The El Dorado Page

Many artists who got their start in the 1930s and ‘40s remember the chisel pencil technique of Ernest Watson.

Watson’s drawing methods were showcased not only in his instructional books, but also in a series of pencil ads in the art magazines called the “El Dorado Page.”

(Click to enlarge.) Watson used between four and eight different grades of El Dorado graphite pencils, which he held in his left hand. Each pencil was sharpened and then worn down to a flat tip.

He advocated using firm and definite strokes, always bearing down fairly hard. To get lighter tones you would still press hard, but use harder pencils. He was also conscious of leaving a few white spaces and crisp dark accents to add sparkle.

Here is a door done with four different types of rendering. His notes about the drawing are below.

The El Dorado pages showed various combinations of techniques, including smudging with a tortillon stump, a flat gray wash for shadows, and softer scumbled technique.

Watson worked on a surface called “cameo paper,” which is no longer available. Apparently it was clay-coated, for it was difficult to erase.

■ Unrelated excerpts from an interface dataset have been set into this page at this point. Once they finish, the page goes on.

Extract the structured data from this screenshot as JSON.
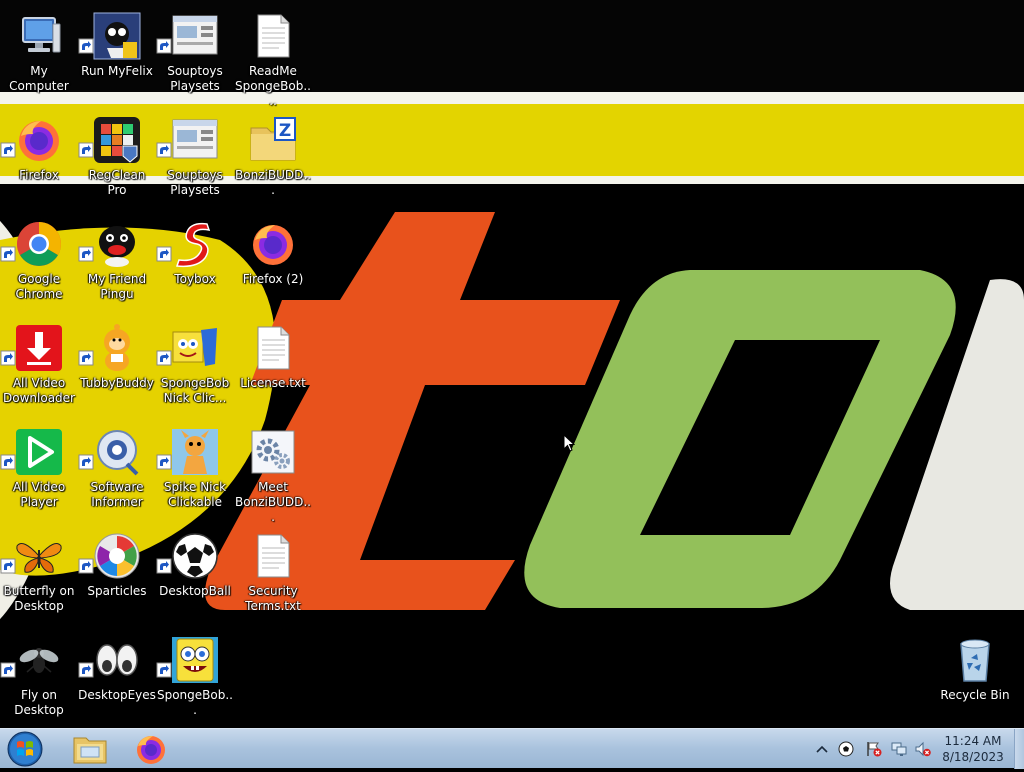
{
  "desktop": {
    "icons": [
      {
        "name": "my-computer-icon",
        "label": "My Computer",
        "shortcut": false
      },
      {
        "name": "run-myfelix-icon",
        "label": "Run MyFelix",
        "shortcut": true
      },
      {
        "name": "souptoys-playsets-icon",
        "label": "Souptoys Playsets",
        "shortcut": true
      },
      {
        "name": "readme-text-file-icon",
        "label": "ReadMe SpongeBob....",
        "shortcut": false
      },
      {
        "name": "firefox-icon",
        "label": "Firefox",
        "shortcut": true
      },
      {
        "name": "regclean-pro-icon",
        "label": "RegClean Pro",
        "shortcut": true
      },
      {
        "name": "souptoys-playsets-icon",
        "label": "Souptoys Playsets",
        "shortcut": true
      },
      {
        "name": "zip-folder-icon",
        "label": "BonziBUDD...",
        "shortcut": false
      },
      {
        "name": "google-chrome-icon",
        "label": "Google Chrome",
        "shortcut": true
      },
      {
        "name": "pingu-icon",
        "label": "My Friend Pingu",
        "shortcut": true
      },
      {
        "name": "toybox-icon",
        "label": "Toybox",
        "shortcut": true
      },
      {
        "name": "firefox-icon",
        "label": "Firefox (2)",
        "shortcut": false
      },
      {
        "name": "download-arrow-icon",
        "label": "All Video Downloader",
        "shortcut": true
      },
      {
        "name": "tubbybuddy-icon",
        "label": "TubbyBuddy",
        "shortcut": true
      },
      {
        "name": "spongebob-nick-icon",
        "label": "SpongeBob Nick Clic...",
        "shortcut": true
      },
      {
        "name": "text-file-icon",
        "label": "License.txt",
        "shortcut": false
      },
      {
        "name": "play-button-icon",
        "label": "All Video Player",
        "shortcut": true
      },
      {
        "name": "software-informer-icon",
        "label": "Software Informer",
        "shortcut": true
      },
      {
        "name": "spike-nick-icon",
        "label": "Spike Nick Clickable",
        "shortcut": true
      },
      {
        "name": "settings-gears-icon",
        "label": "Meet BonziBUDD...",
        "shortcut": false
      },
      {
        "name": "butterfly-icon",
        "label": "Butterfly on Desktop",
        "shortcut": true
      },
      {
        "name": "sparticles-icon",
        "label": "Sparticles",
        "shortcut": true
      },
      {
        "name": "soccer-ball-icon",
        "label": "DesktopBall",
        "shortcut": true
      },
      {
        "name": "text-file-icon",
        "label": "Security Terms.txt",
        "shortcut": false
      },
      {
        "name": "fly-icon",
        "label": "Fly on Desktop",
        "shortcut": true
      },
      {
        "name": "eyes-icon",
        "label": "DesktopEyes",
        "shortcut": true
      },
      {
        "name": "spongebob-icon",
        "label": "SpongeBob...",
        "shortcut": true
      },
      {
        "name": "recycle-bin-icon",
        "label": "Recycle Bin",
        "shortcut": false
      }
    ]
  },
  "taskbar": {
    "start": {
      "icon": "windows-orb-icon"
    },
    "pinned": [
      {
        "name": "file-explorer-icon"
      },
      {
        "name": "firefox-icon"
      }
    ],
    "tray": [
      {
        "name": "show-hidden-icons-chevron-icon"
      },
      {
        "name": "soccer-ball-tray-icon"
      },
      {
        "name": "action-center-flag-icon"
      },
      {
        "name": "network-icon"
      },
      {
        "name": "volume-muted-icon"
      }
    ],
    "clock": {
      "time": "11:24 AM",
      "date": "8/18/2023"
    }
  },
  "colors": {
    "wallpaper_yellow": "#e3d400",
    "wallpaper_orange": "#e8521c",
    "wallpaper_green": "#93c05a",
    "taskbar": "#b4cbe4"
  }
}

Ed Ahlstrom, an art professor from Montgomery College told me that you can simulate cameo paper by spraying a thin coat of Krylon gesso on a smooth, stiff drawing paper.

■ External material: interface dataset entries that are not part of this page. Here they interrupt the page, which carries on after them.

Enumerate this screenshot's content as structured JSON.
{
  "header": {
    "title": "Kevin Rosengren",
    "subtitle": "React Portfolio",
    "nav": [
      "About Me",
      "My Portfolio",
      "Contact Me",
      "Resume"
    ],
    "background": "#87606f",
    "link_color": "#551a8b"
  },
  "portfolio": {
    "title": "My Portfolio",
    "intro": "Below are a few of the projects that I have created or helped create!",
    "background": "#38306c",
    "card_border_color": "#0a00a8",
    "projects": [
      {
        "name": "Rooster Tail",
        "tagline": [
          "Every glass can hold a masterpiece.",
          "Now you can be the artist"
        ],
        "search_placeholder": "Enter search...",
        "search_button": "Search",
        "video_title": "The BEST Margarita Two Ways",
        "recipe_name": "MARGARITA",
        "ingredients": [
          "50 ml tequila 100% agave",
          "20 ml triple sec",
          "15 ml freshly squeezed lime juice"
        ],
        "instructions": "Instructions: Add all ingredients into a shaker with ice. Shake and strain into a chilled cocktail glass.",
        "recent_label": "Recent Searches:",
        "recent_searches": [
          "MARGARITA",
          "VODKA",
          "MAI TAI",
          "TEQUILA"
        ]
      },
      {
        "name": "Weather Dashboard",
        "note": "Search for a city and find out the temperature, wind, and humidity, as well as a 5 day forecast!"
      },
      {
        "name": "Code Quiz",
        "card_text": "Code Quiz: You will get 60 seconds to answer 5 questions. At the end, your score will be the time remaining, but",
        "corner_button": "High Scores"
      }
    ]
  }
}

Many pencil artists were influenced by Watson’s approach. Ted Kautzky, James Perry Wilson, and Arthur Guptill are just a few.

Thanks, Ed Ahstrom
Previously on GJ: Montgomery College
Amazon: The Art of Pencil Drawing by Ernest Watson

12 comments:

NetRaptor said...

That is amazing. At first glance I thought it was pen and ink techniques.

Charlene Fleming said...

I've never been sure of how to use pencils of varying hardness within a single piece. I do my traditional work in ink and/or gouache almost exclusively but lately I've been seeing a lot of inspirational pencil work and have been thinking of trying my hand at it again. This is a very timely post for me. Thanks so much!

António Araújo said...

Excellent post. I didn't know Watson(!) Thank you, Jim!

Michael Dooney said...

I've always loved his pencil drawings. Folks should hunt down his 'how to draw' books, there are bunch of them and they are full of great drawings.
His approach with bold strokes is very appealing, kind of like painting with a pencil, not scrubbing and blending everything as most pencil artist do.

Amber said...

I eat this kind of technique information right up!

Thank you for sharing, I have a new artist to add to the list of those I want to research!

Smurfswacker said...

Watson's work was indeed inspiring. I don't know his biography, but I suspect he came at drawing through architectural rendering. All of his and Guptill's books leaned strongly toward architectural practice. For that matter, so did the early issues of Pencil Points, the magazine that became American Artist.

I've read so much about Cameo paper. Too bad it's been discontinued. I understand you could do some erasing by careful scraping the surface with a knife. I've never seen anything drawn on the stuff.

António Araújo said...

Jim,
is that kind of paper anything like a piece of white scratchboard?

António Araújo said...
This comment has been removed by the author.
Sara Light Waller said...

Well, clearly, I need to read this book. Thanks for posting! :-)

Richard said...

Watson's technique is amazing and charming. I have his 4 in 1 book course in pencil sketching . He is one of my favorites.

Les said...

One of my absolute favorite pencil illustrators was Paul Calle. His book, "The Pencil", has been a standard reference for me for years. Dynamic, strong strokes in a variety of drawing media.

Kathy Hodge said...

I recently "inherited" about 8 pads of Cameo Paper along with other art supplies from the 30's. It came in 24 sheets pads 14"x11" and is described as clay-coated. It was put out by the Morilla Paper Company and the prices written in pencil on the pads are 40 and 50 cents. I like working on it, it's very smooth and thin but grabs the pencil and gives good darks. Also takes a little watermedia without too much buckling. Unfortunately it's yellowed a bit, but is not brittle.
I blogged about my windfall of vintage art supplies here http://bit.ly/dTwgxT